Work instructions:
Leave out the pictures, then return the records word for word.
☆ ☆ ☆ ☆ ☆ ☆ ☆
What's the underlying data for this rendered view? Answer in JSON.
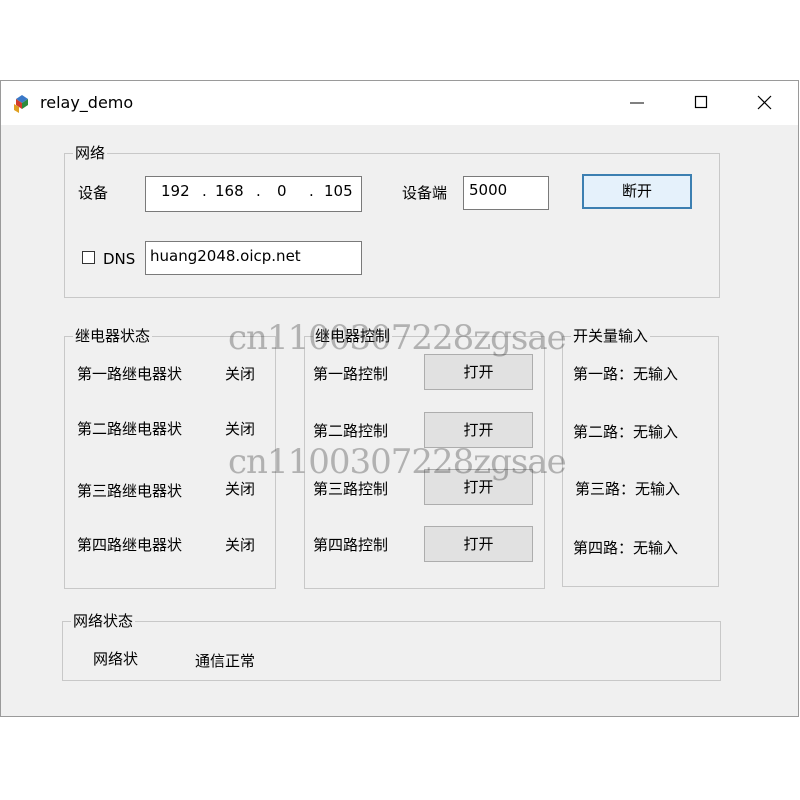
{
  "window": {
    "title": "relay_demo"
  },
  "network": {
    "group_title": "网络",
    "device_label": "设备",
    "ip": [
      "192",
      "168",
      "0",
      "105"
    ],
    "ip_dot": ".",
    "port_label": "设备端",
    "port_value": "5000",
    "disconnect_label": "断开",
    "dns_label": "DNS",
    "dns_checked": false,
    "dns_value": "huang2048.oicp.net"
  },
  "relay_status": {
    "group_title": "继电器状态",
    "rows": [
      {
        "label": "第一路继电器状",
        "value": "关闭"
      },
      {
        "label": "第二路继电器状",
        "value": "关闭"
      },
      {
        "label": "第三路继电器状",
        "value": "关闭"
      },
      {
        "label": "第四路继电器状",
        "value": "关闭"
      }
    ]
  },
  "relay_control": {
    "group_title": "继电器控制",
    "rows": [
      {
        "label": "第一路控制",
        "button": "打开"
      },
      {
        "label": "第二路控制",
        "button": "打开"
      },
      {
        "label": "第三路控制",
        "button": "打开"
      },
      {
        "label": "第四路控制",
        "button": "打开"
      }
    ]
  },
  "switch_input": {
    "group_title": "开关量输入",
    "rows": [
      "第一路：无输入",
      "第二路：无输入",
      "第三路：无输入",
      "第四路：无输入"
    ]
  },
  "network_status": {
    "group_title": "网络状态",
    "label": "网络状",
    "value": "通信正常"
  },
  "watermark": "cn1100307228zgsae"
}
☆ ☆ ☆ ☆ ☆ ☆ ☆
Answer space:
What's the underlying data for this rendered view? Answer in JSON.
{
  "window": {
    "title": "relay_demo"
  },
  "network": {
    "group_title": "网络",
    "device_label": "设备",
    "ip": [
      "192",
      "168",
      "0",
      "105"
    ],
    "ip_dot": ".",
    "port_label": "设备端",
    "port_value": "5000",
    "disconnect_label": "断开",
    "dns_label": "DNS",
    "dns_checked": false,
    "dns_value": "huang2048.oicp.net"
  },
  "relay_status": {
    "group_title": "继电器状态",
    "rows": [
      {
        "label": "第一路继电器状",
        "value": "关闭"
      },
      {
        "label": "第二路继电器状",
        "value": "关闭"
      },
      {
        "label": "第三路继电器状",
        "value": "关闭"
      },
      {
        "label": "第四路继电器状",
        "value": "关闭"
      }
    ]
  },
  "relay_control": {
    "group_title": "继电器控制",
    "rows": [
      {
        "label": "第一路控制",
        "button": "打开"
      },
      {
        "label": "第二路控制",
        "button": "打开"
      },
      {
        "label": "第三路控制",
        "button": "打开"
      },
      {
        "label": "第四路控制",
        "button": "打开"
      }
    ]
  },
  "switch_input": {
    "group_title": "开关量输入",
    "rows": [
      "第一路：无输入",
      "第二路：无输入",
      "第三路：无输入",
      "第四路：无输入"
    ]
  },
  "network_status": {
    "group_title": "网络状态",
    "label": "网络状",
    "value": "通信正常"
  },
  "watermark": "cn1100307228zgsae"
}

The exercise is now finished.